Against Banality: An Investigation of the Everyday (WR 100)
The building blocks of our everyday reality may seem trivial, even meaningless: a wedge of lettuce, a Zippo lighter, children’s picture books, a pile of dirt, afternoon tea, injured bodies, snow, pork, a safety pin, demolished houses, Dr. Pepper, tarot cards, nail clippings, or a lake. This course aims to challenge the notion that our everyday lives—that ordinary objects, places, and events—are boring. By learning to cultivate a unique vision, the writer can transform boredom into spectacle, create intimacy with any audience, and speak to our common human condition.
Our first task as a class will be to develop a working definition of the banal. Is the everyday boring? Must it be? How actively can one engage with the everyday? After exploring some of the strategies essayists use to examine the banal and transform it into something intriguing, we will shift focus onto our own lives and writings. On and off-campus experiences will be used to deepen our investigations.
We will look at what is not often taken into account, what is often overlooked, and what is often deemed insignificant, deconstructing the everyday so that we can meet it anew on our own terms. In re-imagining the banal, we can hone our skills of observation, discover how our values and ideologies are represented in the mundanities we often disregard, and use that knowledge to advocate for change.

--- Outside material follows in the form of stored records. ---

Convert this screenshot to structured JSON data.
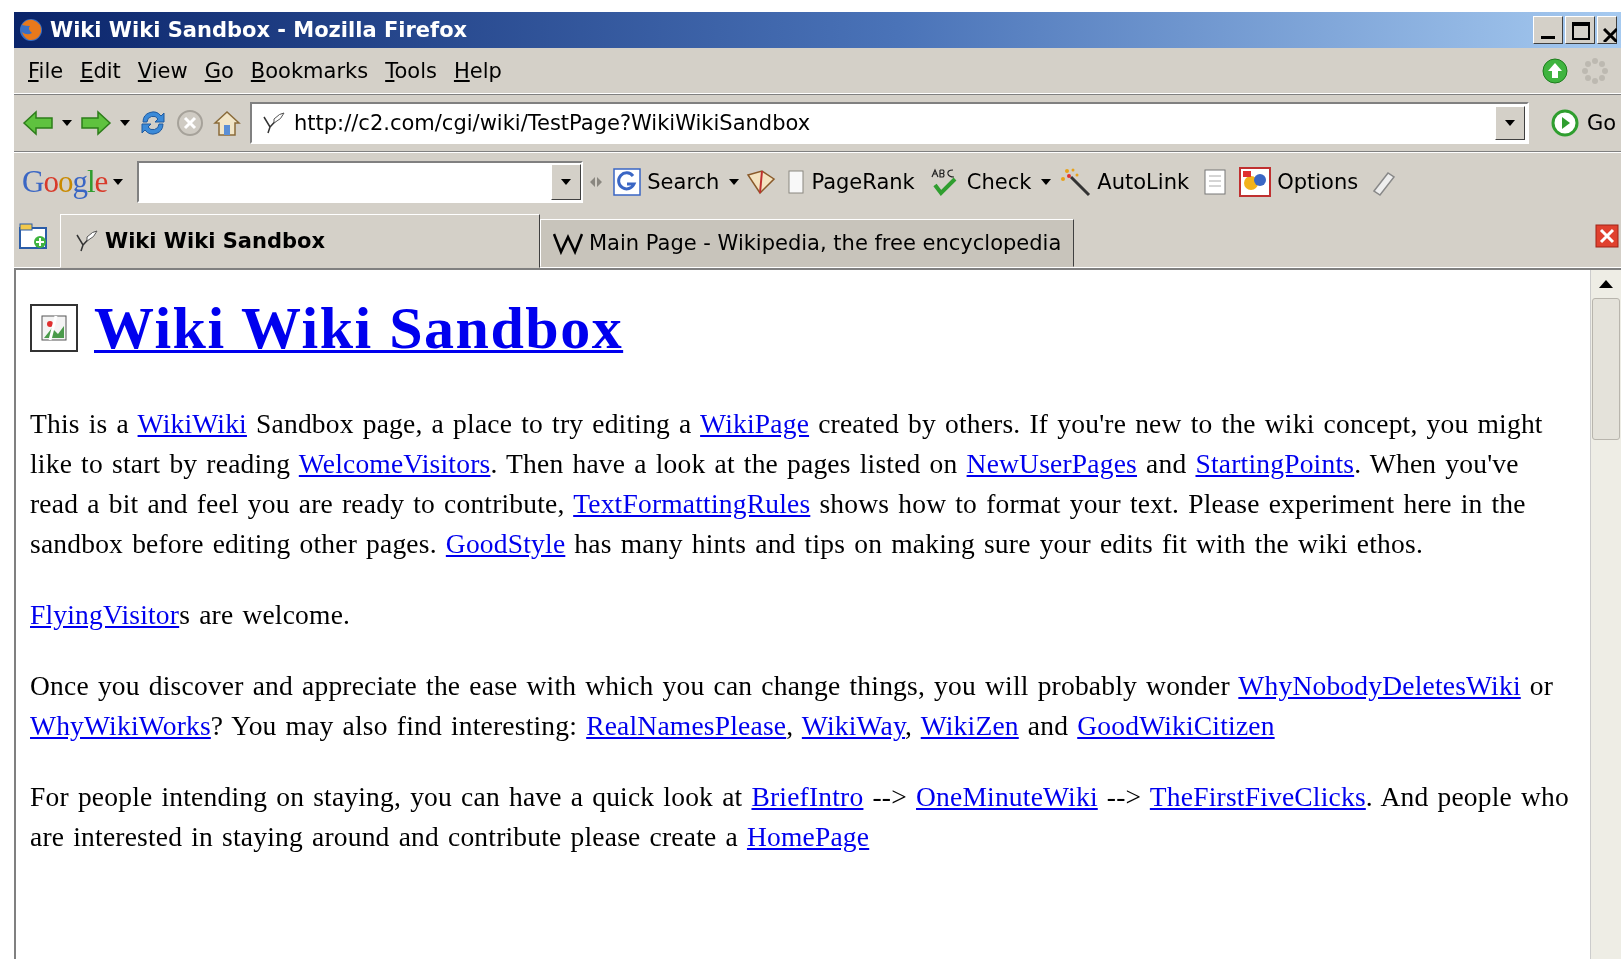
{
  "window": {
    "title": "Wiki Wiki Sandbox - Mozilla Firefox"
  },
  "menu": [
    "File",
    "Edit",
    "View",
    "Go",
    "Bookmarks",
    "Tools",
    "Help"
  ],
  "address": {
    "value": "http://c2.com/cgi/wiki/TestPage?WikiWikiSandbox"
  },
  "go_button": "Go",
  "google_toolbar": {
    "logo": "Google",
    "buttons": [
      {
        "label": "Search",
        "kind": "search"
      },
      {
        "label": "PageRank",
        "kind": "pagerank"
      },
      {
        "label": "Check",
        "kind": "check"
      },
      {
        "label": "AutoLink",
        "kind": "autolink"
      },
      {
        "label": "Options",
        "kind": "options"
      }
    ]
  },
  "tabs": [
    {
      "label": "Wiki Wiki Sandbox",
      "selected": true
    },
    {
      "label": "Main Page - Wikipedia, the free encyclopedia",
      "selected": false
    }
  ],
  "page": {
    "heading": "Wiki Wiki Sandbox",
    "paragraphs": [
      [
        {
          "text": "This is a ",
          "kind": "text"
        },
        {
          "text": "WikiWiki",
          "kind": "link"
        },
        {
          "text": " Sandbox page, a place to try editing a ",
          "kind": "text"
        },
        {
          "text": "WikiPage",
          "kind": "link"
        },
        {
          "text": " created by others. If you're new to the wiki concept, you might like to start by reading ",
          "kind": "text"
        },
        {
          "text": "WelcomeVisitors",
          "kind": "link"
        },
        {
          "text": ". Then have a look at the pages listed on ",
          "kind": "text"
        },
        {
          "text": "NewUserPages",
          "kind": "link"
        },
        {
          "text": " and ",
          "kind": "text"
        },
        {
          "text": "StartingPoints",
          "kind": "link"
        },
        {
          "text": ". When you've read a bit and feel you are ready to contribute, ",
          "kind": "text"
        },
        {
          "text": "TextFormattingRules",
          "kind": "link"
        },
        {
          "text": " shows how to format your text. Please experiment here in the sandbox before editing other pages. ",
          "kind": "text"
        },
        {
          "text": "GoodStyle",
          "kind": "link"
        },
        {
          "text": " has many hints and tips on making sure your edits fit with the wiki ethos.",
          "kind": "text"
        }
      ],
      [
        {
          "text": "FlyingVisitor",
          "kind": "link"
        },
        {
          "text": "s are welcome.",
          "kind": "text"
        }
      ],
      [
        {
          "text": "Once you discover and appreciate the ease with which you can change things, you will probably wonder ",
          "kind": "text"
        },
        {
          "text": "WhyNobodyDeletesWiki",
          "kind": "link"
        },
        {
          "text": " or ",
          "kind": "text"
        },
        {
          "text": "WhyWikiWorks",
          "kind": "link"
        },
        {
          "text": "? You may also find interesting: ",
          "kind": "text"
        },
        {
          "text": "RealNamesPlease",
          "kind": "link"
        },
        {
          "text": ", ",
          "kind": "text"
        },
        {
          "text": "WikiWay",
          "kind": "link"
        },
        {
          "text": ", ",
          "kind": "text"
        },
        {
          "text": "WikiZen",
          "kind": "link"
        },
        {
          "text": " and ",
          "kind": "text"
        },
        {
          "text": "GoodWikiCitizen",
          "kind": "link"
        }
      ],
      [
        {
          "text": "For people intending on staying, you can have a quick look at ",
          "kind": "text"
        },
        {
          "text": "BriefIntro",
          "kind": "link"
        },
        {
          "text": " --> ",
          "kind": "text"
        },
        {
          "text": "OneMinuteWiki",
          "kind": "link"
        },
        {
          "text": " --> ",
          "kind": "text"
        },
        {
          "text": "TheFirstFiveClicks",
          "kind": "link"
        },
        {
          "text": ". And people who are interested in staying around and contribute please create a ",
          "kind": "text"
        },
        {
          "text": "HomePage",
          "kind": "link"
        }
      ]
    ]
  }
}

Prof. Laurence Ross received his MFA from the University of Alabama where he earned several awards for his teaching and served as the Creative Nonfiction Editor for Black Warrior Review. He has published his essays and reviews in literary journals such as Brevity, Hot Metal Bridge, Bluestem, and The Georgia Review as well as The Huffington Post. While living in New Orleans, Laurence Ross was a frequent contributor to Pelican Bomb, a regional publication dedicated to the Louisiana arts community. He also served as the Director of P.3Writes, a program in conjunction with U.S. Art Triennial Prospect New Orleans. Currently, Laurence Ross lives in Baltimore and teaches at Loyola University Maryland. He spends his summers as an Instructor of Creative Nonfiction for Johns Hopkins Center for Talented Youth.

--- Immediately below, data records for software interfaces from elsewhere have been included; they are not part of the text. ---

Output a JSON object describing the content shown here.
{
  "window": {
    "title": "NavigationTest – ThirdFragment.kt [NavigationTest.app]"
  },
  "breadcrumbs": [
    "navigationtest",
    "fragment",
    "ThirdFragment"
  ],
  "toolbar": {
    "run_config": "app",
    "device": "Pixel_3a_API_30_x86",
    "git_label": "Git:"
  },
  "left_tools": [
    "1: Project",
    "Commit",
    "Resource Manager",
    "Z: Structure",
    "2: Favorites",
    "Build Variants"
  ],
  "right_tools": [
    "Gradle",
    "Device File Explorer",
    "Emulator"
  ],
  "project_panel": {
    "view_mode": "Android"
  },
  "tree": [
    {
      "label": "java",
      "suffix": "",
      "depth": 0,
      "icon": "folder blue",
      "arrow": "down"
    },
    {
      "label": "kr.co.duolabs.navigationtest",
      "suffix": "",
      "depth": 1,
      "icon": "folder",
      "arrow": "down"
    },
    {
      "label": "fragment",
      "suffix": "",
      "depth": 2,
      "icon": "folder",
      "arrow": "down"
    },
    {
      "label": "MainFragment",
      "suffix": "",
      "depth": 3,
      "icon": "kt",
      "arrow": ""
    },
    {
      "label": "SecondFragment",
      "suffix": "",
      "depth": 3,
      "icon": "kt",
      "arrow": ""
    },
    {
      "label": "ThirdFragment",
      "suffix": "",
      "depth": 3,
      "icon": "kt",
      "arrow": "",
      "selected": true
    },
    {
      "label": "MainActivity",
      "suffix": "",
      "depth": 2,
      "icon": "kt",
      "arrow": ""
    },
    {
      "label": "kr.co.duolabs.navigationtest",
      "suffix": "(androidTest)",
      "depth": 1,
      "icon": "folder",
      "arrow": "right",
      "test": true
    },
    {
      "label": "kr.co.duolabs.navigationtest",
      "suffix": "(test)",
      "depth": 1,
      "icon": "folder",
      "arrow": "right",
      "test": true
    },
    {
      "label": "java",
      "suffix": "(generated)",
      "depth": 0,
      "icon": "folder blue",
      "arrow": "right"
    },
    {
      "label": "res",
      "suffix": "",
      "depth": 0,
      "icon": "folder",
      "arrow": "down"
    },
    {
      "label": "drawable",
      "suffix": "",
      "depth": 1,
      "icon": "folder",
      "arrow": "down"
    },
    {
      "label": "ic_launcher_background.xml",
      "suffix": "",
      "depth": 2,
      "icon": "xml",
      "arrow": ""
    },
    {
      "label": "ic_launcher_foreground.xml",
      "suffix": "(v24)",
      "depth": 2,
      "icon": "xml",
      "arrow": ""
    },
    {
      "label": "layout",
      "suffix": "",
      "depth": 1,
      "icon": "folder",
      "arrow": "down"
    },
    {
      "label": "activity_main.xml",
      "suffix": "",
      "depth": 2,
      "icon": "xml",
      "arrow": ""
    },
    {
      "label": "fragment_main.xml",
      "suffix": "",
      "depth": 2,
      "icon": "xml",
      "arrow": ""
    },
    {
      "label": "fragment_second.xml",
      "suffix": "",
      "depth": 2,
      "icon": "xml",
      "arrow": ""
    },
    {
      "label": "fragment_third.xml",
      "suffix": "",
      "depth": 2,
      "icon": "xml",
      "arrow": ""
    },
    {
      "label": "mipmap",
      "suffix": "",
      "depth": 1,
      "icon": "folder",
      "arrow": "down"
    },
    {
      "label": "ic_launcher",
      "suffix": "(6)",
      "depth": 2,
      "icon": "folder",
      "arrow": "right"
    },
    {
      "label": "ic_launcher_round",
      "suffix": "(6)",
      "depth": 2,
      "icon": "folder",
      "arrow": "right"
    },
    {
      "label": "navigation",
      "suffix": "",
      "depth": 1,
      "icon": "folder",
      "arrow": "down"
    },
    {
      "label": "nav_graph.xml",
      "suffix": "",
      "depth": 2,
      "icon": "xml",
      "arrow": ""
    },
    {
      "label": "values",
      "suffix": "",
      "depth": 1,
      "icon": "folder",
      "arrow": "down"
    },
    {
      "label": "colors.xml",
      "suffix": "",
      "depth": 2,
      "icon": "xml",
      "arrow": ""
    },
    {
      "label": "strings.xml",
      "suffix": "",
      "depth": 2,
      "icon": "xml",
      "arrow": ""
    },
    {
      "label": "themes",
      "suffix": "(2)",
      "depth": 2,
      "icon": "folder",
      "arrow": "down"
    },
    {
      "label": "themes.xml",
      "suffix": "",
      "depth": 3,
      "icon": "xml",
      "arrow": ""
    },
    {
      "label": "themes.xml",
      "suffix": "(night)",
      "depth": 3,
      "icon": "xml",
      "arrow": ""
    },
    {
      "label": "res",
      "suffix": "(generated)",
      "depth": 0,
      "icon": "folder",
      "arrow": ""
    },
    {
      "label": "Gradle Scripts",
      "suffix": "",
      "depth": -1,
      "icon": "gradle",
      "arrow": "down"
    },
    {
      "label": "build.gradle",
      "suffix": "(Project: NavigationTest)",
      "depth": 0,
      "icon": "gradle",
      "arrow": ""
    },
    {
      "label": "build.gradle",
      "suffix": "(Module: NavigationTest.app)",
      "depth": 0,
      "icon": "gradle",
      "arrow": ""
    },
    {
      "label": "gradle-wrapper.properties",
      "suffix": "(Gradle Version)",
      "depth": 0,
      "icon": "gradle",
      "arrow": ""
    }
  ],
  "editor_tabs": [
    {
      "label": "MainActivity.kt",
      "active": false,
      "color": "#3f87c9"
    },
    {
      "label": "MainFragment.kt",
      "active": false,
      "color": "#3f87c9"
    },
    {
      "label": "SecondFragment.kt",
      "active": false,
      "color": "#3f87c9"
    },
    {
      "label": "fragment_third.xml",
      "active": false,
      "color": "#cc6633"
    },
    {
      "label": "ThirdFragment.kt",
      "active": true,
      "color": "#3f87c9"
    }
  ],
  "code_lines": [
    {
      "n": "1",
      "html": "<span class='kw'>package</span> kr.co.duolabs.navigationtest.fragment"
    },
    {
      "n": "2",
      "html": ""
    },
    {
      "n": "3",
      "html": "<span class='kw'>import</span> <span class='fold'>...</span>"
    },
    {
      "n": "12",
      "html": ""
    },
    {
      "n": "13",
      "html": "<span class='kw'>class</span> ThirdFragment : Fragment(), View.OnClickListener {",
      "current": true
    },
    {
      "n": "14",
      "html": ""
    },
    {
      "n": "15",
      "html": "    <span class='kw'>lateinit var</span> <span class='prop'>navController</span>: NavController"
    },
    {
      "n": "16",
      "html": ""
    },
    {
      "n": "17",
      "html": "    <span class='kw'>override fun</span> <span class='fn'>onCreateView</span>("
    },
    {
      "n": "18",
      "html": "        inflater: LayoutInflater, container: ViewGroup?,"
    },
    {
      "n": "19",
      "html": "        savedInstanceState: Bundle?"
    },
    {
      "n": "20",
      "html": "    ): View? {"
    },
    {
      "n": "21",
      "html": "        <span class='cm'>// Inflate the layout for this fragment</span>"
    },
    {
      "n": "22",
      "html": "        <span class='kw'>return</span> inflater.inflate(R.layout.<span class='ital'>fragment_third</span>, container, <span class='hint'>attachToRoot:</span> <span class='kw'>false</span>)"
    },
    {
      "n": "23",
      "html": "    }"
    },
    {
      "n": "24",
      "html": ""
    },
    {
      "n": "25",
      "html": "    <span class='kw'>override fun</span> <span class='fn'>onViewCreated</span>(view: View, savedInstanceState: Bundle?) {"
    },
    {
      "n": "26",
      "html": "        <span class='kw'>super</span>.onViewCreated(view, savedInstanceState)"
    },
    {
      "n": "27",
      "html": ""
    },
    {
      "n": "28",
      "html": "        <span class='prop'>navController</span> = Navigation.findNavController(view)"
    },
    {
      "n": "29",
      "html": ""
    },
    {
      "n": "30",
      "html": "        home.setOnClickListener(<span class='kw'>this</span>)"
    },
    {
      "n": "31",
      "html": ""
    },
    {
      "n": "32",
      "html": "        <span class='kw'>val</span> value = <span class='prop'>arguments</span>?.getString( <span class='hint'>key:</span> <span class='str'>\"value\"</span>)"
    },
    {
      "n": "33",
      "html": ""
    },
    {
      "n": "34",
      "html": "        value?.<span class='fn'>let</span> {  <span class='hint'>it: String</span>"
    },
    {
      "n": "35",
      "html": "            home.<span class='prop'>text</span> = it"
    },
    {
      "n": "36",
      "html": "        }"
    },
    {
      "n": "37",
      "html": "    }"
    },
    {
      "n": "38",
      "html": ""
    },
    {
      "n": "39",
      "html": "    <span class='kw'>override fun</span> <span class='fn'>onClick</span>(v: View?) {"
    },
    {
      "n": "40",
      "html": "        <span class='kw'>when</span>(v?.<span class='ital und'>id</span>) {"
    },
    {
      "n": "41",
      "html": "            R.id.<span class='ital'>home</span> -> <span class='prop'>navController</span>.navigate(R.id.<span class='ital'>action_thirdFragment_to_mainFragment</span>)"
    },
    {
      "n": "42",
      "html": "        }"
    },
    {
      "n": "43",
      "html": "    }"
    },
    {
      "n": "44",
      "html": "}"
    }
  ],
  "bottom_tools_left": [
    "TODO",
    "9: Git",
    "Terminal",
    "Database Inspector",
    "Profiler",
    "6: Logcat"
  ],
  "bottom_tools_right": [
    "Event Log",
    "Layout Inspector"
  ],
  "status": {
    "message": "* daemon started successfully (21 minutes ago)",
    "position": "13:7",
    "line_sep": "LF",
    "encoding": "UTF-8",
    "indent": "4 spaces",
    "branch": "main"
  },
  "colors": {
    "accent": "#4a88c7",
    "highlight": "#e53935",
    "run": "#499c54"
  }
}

Introduction to Communication: How Does Technology Change Society? (CM 203)
How do writers translate the world they see into words? How does reading literature show us different worlds —or perhaps, help us see our own world anew? In this course, we will read poems, short stories, and graphic narratives that envision the world in a variety of ways, highlighting writers whose experiments with language have transformed the very nature of literature itself.

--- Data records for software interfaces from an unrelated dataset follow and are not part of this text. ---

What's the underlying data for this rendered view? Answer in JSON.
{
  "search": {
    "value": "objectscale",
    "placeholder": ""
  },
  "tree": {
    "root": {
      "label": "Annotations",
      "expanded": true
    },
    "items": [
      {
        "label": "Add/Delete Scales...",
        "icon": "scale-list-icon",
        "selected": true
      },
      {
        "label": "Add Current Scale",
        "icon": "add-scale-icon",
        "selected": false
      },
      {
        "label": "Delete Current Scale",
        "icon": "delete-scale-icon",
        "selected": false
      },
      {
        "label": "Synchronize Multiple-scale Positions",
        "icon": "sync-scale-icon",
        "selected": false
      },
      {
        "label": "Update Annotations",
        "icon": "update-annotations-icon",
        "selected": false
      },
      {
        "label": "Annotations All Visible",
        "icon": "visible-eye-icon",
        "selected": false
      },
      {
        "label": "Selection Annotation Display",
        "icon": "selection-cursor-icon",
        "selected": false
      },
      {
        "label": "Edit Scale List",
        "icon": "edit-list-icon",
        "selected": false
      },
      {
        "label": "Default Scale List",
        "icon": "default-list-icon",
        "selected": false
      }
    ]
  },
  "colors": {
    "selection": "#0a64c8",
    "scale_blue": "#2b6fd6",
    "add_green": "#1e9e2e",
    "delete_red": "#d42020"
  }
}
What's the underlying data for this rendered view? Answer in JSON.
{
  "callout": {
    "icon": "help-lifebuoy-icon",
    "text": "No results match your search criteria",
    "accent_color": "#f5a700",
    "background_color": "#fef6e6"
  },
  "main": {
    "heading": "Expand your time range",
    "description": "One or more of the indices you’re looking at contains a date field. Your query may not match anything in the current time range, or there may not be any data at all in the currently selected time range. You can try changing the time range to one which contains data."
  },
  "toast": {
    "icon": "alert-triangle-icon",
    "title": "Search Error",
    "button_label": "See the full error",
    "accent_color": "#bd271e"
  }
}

Jonathan Lillie, PhD, is an associate professor of digital media and online journalism at Loyola. He was a Park Doctoral Fellow in the School of Journalism and Mass Communication at the University of North Carolina at Chapel Hill. His research interests include online journalism, the cultural uses of Internet technologies, and the history of 'new' media.
Liliana “Lily” Castro joined Loyola in November 2016 as the Associate Director of Student Engagement. Lily is no stranger to Jesuit higher education as she previously spent three and a half years working in the Office of Residence Life & Housing at the College of the Holy Cross and earned her B.S. in Counseling & Human Services from the University of Scranton. Lily also received her M.S.Ed. in Higher Education from the University of Pennsylvania. There she worked as the graduate assistant at Penn's School of Nursing Office of Student Services where she advised the nursing student organizations. In her current role, Lily is responsible for all things related to the orientation program including the selection and development of the Evergreen orientation staff along with supporting first-year students through their college transition. Lily is very excited to join her Messina working team and engage with first-year students in the classroom setting.